## Exercise details
Each record must appear in the answer exactly as given.

## Records for the task
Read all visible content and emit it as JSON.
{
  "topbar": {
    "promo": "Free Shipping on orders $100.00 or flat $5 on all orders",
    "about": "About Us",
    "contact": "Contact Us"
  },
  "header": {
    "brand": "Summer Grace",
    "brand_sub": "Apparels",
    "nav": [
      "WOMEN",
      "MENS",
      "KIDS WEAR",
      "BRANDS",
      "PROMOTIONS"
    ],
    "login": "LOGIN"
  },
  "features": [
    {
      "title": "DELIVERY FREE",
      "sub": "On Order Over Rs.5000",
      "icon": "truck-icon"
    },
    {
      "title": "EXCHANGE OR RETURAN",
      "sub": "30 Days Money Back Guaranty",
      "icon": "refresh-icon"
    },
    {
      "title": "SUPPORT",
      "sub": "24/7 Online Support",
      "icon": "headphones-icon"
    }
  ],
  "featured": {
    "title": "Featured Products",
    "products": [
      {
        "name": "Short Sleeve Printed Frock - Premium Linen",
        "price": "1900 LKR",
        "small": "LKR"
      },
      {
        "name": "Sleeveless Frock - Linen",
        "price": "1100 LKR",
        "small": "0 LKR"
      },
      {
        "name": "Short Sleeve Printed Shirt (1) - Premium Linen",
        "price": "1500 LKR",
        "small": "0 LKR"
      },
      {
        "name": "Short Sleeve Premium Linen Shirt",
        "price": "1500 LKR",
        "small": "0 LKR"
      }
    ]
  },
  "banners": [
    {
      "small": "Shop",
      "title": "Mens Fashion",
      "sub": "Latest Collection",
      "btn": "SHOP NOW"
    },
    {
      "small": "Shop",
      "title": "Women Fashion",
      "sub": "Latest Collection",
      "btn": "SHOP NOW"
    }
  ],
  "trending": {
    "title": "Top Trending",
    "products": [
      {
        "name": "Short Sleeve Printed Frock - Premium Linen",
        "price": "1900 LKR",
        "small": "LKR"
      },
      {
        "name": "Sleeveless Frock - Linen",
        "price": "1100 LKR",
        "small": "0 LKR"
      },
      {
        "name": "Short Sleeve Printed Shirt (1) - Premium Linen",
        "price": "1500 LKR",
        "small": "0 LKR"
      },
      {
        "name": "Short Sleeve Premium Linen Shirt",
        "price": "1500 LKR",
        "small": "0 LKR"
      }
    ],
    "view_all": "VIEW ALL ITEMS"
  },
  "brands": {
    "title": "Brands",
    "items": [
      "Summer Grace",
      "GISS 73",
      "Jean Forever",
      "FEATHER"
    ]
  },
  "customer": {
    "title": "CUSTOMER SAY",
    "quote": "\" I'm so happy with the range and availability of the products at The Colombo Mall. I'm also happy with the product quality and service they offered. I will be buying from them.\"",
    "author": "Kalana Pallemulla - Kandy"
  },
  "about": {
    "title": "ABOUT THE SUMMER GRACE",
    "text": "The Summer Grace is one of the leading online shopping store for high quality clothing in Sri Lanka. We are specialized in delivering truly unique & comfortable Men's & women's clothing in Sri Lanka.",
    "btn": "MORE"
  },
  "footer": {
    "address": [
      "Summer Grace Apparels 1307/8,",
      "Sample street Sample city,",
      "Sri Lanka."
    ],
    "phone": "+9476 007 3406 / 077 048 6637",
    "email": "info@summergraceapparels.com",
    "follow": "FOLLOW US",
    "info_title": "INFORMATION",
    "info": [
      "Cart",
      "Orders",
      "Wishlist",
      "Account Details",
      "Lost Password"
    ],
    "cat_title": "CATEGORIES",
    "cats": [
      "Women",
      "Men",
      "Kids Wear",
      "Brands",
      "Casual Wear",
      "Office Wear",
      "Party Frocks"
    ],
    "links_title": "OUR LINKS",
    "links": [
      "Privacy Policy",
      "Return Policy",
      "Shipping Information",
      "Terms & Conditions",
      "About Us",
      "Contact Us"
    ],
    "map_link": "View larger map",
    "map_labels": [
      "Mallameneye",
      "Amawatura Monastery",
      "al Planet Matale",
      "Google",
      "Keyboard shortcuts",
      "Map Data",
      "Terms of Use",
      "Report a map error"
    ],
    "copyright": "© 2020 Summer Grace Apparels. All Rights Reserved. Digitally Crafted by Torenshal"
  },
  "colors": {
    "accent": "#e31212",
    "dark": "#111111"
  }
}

## Solution to this exercise
Read all visible content and emit it as JSON.
{
  "topbar": {
    "promo": "Free Shipping on orders $100.00 or flat $5 on all orders",
    "about": "About Us",
    "contact": "Contact Us"
  },
  "header": {
    "brand": "Summer Grace",
    "brand_sub": "Apparels",
    "nav": [
      "WOMEN",
      "MENS",
      "KIDS WEAR",
      "BRANDS",
      "PROMOTIONS"
    ],
    "login": "LOGIN"
  },
  "features": [
    {
      "title": "DELIVERY FREE",
      "sub": "On Order Over Rs.5000",
      "icon": "truck-icon"
    },
    {
      "title": "EXCHANGE OR RETURAN",
      "sub": "30 Days Money Back Guaranty",
      "icon": "refresh-icon"
    },
    {
      "title": "SUPPORT",
      "sub": "24/7 Online Support",
      "icon": "headphones-icon"
    }
  ],
  "featured": {
    "title": "Featured Products",
    "products": [
      {
        "name": "Short Sleeve Printed Frock - Premium Linen",
        "price": "1900 LKR",
        "small": "LKR"
      },
      {
        "name": "Sleeveless Frock - Linen",
        "price": "1100 LKR",
        "small": "0 LKR"
      },
      {
        "name": "Short Sleeve Printed Shirt (1) - Premium Linen",
        "price": "1500 LKR",
        "small": "0 LKR"
      },
      {
        "name": "Short Sleeve Premium Linen Shirt",
        "price": "1500 LKR",
        "small": "0 LKR"
      }
    ]
  },
  "banners": [
    {
      "small": "Shop",
      "title": "Mens Fashion",
      "sub": "Latest Collection",
      "btn": "SHOP NOW"
    },
    {
      "small": "Shop",
      "title": "Women Fashion",
      "sub": "Latest Collection",
      "btn": "SHOP NOW"
    }
  ],
  "trending": {
    "title": "Top Trending",
    "products": [
      {
        "name": "Short Sleeve Printed Frock - Premium Linen",
        "price": "1900 LKR",
        "small": "LKR"
      },
      {
        "name": "Sleeveless Frock - Linen",
        "price": "1100 LKR",
        "small": "0 LKR"
      },
      {
        "name": "Short Sleeve Printed Shirt (1) - Premium Linen",
        "price": "1500 LKR",
        "small": "0 LKR"
      },
      {
        "name": "Short Sleeve Premium Linen Shirt",
        "price": "1500 LKR",
        "small": "0 LKR"
      }
    ],
    "view_all": "VIEW ALL ITEMS"
  },
  "brands": {
    "title": "Brands",
    "items": [
      "Summer Grace",
      "GISS 73",
      "Jean Forever",
      "FEATHER"
    ]
  },
  "customer": {
    "title": "CUSTOMER SAY",
    "quote": "\" I'm so happy with the range and availability of the products at The Colombo Mall. I'm also happy with the product quality and service they offered. I will be buying from them.\"",
    "author": "Kalana Pallemulla - Kandy"
  },
  "about": {
    "title": "ABOUT THE SUMMER GRACE",
    "text": "The Summer Grace is one of the leading online shopping store for high quality clothing in Sri Lanka. We are specialized in delivering truly unique & comfortable Men's & women's clothing in Sri Lanka.",
    "btn": "MORE"
  },
  "footer": {
    "address": [
      "Summer Grace Apparels 1307/8,",
      "Sample street Sample city,",
      "Sri Lanka."
    ],
    "phone": "+9476 007 3406 / 077 048 6637",
    "email": "info@summergraceapparels.com",
    "follow": "FOLLOW US",
    "info_title": "INFORMATION",
    "info": [
      "Cart",
      "Orders",
      "Wishlist",
      "Account Details",
      "Lost Password"
    ],
    "cat_title": "CATEGORIES",
    "cats": [
      "Women",
      "Men",
      "Kids Wear",
      "Brands",
      "Casual Wear",
      "Office Wear",
      "Party Frocks"
    ],
    "links_title": "OUR LINKS",
    "links": [
      "Privacy Policy",
      "Return Policy",
      "Shipping Information",
      "Terms & Conditions",
      "About Us",
      "Contact Us"
    ],
    "map_link": "View larger map",
    "map_labels": [
      "Mallameneye",
      "Amawatura Monastery",
      "al Planet Matale",
      "Google",
      "Keyboard shortcuts",
      "Map Data",
      "Terms of Use",
      "Report a map error"
    ],
    "copyright": "© 2020 Summer Grace Apparels. All Rights Reserved. Digitally Crafted by Torenshal"
  },
  "colors": {
    "accent": "#e31212",
    "dark": "#111111"
  }
}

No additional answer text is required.